  • Because I don't trust wired.com much... I did a quick search for data on Max Butler from the source: The Department of Justice's own press release on this is dated 9/11/2007. [fbi.gov]
  • by MarkvW ( 1037596 ) on Monday January 05, 2009 @08:14PM (#26337427)

    The criminal's accomplices shopped him. That, plus evidence of the public market that he created, was more than enough for a search warrant.

    Once again . . . there is no honor among thieves. We should all be grateful for that.

    I hope that the Feds launch that guy into the stratosphere.

  • not really... (Score:5, Insightful)

    by darjen ( 879890 ) on Monday January 05, 2009 @09:10PM (#26337905)

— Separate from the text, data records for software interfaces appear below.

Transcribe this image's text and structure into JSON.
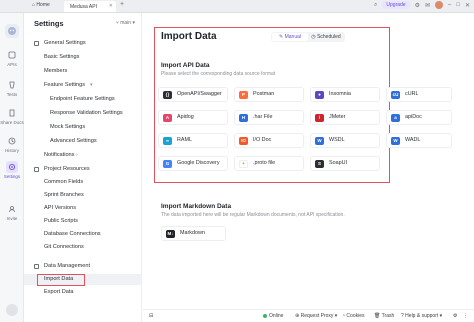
{
  "titlebar": {
    "home_label": "Home",
    "tab_label": "Medusa API",
    "upgrade_label": "Upgrade"
  },
  "rail": {
    "items": [
      {
        "label": "APIs"
      },
      {
        "label": "Tests"
      },
      {
        "label": "Share Docs"
      },
      {
        "label": "History"
      },
      {
        "label": "Settings"
      },
      {
        "label": "Invite"
      }
    ]
  },
  "sidebar": {
    "title": "Settings",
    "branch": "main",
    "general": {
      "label": "General Settings",
      "items": [
        "Basic Settings",
        "Members",
        "Feature Settings"
      ],
      "feature_children": [
        "Endpoint Feature Settings",
        "Response Validation Settings",
        "Mock Settings",
        "Advanced Settings"
      ],
      "notifications": "Notifications"
    },
    "resources": {
      "label": "Project Resources",
      "items": [
        "Common Fields",
        "Sprint Branches",
        "API Versions",
        "Public Scripts",
        "Database Connections",
        "Git Connections"
      ]
    },
    "data": {
      "label": "Data Management",
      "items": [
        "Import Data",
        "Export Data"
      ]
    }
  },
  "main": {
    "title": "Import Data",
    "modes": [
      "Manual",
      "Scheduled"
    ],
    "import_api": {
      "title": "Import API Data",
      "subtitle": "Please select the corresponding data source format",
      "sources": [
        {
          "label": "OpenAPI/Swagger",
          "color": "#2b2f33",
          "glyph": "{}"
        },
        {
          "label": "Postman",
          "color": "#ff6c37",
          "glyph": "P"
        },
        {
          "label": "Insomnia",
          "color": "#5849be",
          "glyph": "●"
        },
        {
          "label": "cURL",
          "color": "#2f6fdc",
          "glyph": "cU"
        },
        {
          "label": "Apidog",
          "color": "#e5476a",
          "glyph": "A"
        },
        {
          "label": ".har File",
          "color": "#2f6fdc",
          "glyph": "H"
        },
        {
          "label": "JMeter",
          "color": "#c8272d",
          "glyph": "/"
        },
        {
          "label": "apiDoc",
          "color": "#2f6fdc",
          "glyph": "a"
        },
        {
          "label": "RAML",
          "color": "#1aa2d4",
          "glyph": "∞"
        },
        {
          "label": "I/O Doc",
          "color": "#f05a28",
          "glyph": "IO"
        },
        {
          "label": "WSDL",
          "color": "#2f6fdc",
          "glyph": "W"
        },
        {
          "label": "WADL",
          "color": "#2f6fdc",
          "glyph": "W"
        },
        {
          "label": "Google Discovery",
          "color": "#4285f4",
          "glyph": "G"
        },
        {
          "label": ".proto file",
          "color": "#ffffff",
          "glyph": "✦"
        },
        {
          "label": "SoapUI",
          "color": "#2b2f33",
          "glyph": "S"
        }
      ]
    },
    "import_md": {
      "title": "Import Markdown Data",
      "subtitle": "The data imported here will be regular Markdown documents, not API specification.",
      "sources": [
        {
          "label": "Markdown",
          "color": "#1f2329",
          "glyph": "M↓"
        }
      ]
    }
  },
  "footer": {
    "online": "Online",
    "proxy": "Request Proxy",
    "cookies": "Cookies",
    "trash": "Trash",
    "help": "Help & support"
  }
}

    the largest crime forum in the world

    I think this dubious honor belongs to the US government.

  • Sigh. (Score:4, Interesting)

    by Anonymous Coward on Tuesday January 06, 2009 @02:11AM (#26339817)

    I have been one of Max's friends since HS. It's been most sad watching all this happen. He's such a good guy. He's made some bad choices, but he also has had his life severely constrained because of what happened with his gf in HS.

    What the article doesn't really say is that his friends don't actually believe he assaulted her. He was impulsive and kinda wacky, but never hurt anybody, nor ever wanted to. Just think of him, a big kid with long hair standing in front of a box full of old, conservative, Idaho jurors. He's scary lookin'! Convict!!

    Anyways, He was in prison while the rest of us went to college and got jobs. He got out and tried to play catch-up, but it was hard with a felony record. So for the rest of his life, he's been an outsider struggling to get in with the rest of us.

    He's tried SO hard to do the right thing. But again, his record made it hard to get jobs, and he is so good at security stuff... It's so easy to slip. Again, bad decisions, but he had so few choices! I just wish he'd come to me to borrow money when he needed it rather than accepting these guys' offer. He was always close-mouthed about what he was doing after that. He said many times to me that he wished he could be doing good things too when I'd tell him about what was going on in my work. He had such huge collections of malware and 0day stuff that he kept meaning to organize and distribute to security researchers. He tried to help out with the honeynet project. etc.

    My biggest fantasy is that the government would spring him out after a few years, put him in a room with a really smart handler, and let him rip at trying to figure out who spammers are or pentest government facilities for them or something. He could and would do SO much good. But of course, that only happens in the movies. Sigh.

    From what he's said to me, there's a lot more stuff that he wants to say, but he can't talk about it until the trial is over. That said, I think that even he is pretty sure that he deserves some punishment for all this. I do too. But I temper this with the belief that he really would be a positive force for good if he were just given a chance. Please consider that before you vilify him.

    Have fun!

As of next Tuesday, C will be flushed in favor of COBOL. Please update your programs.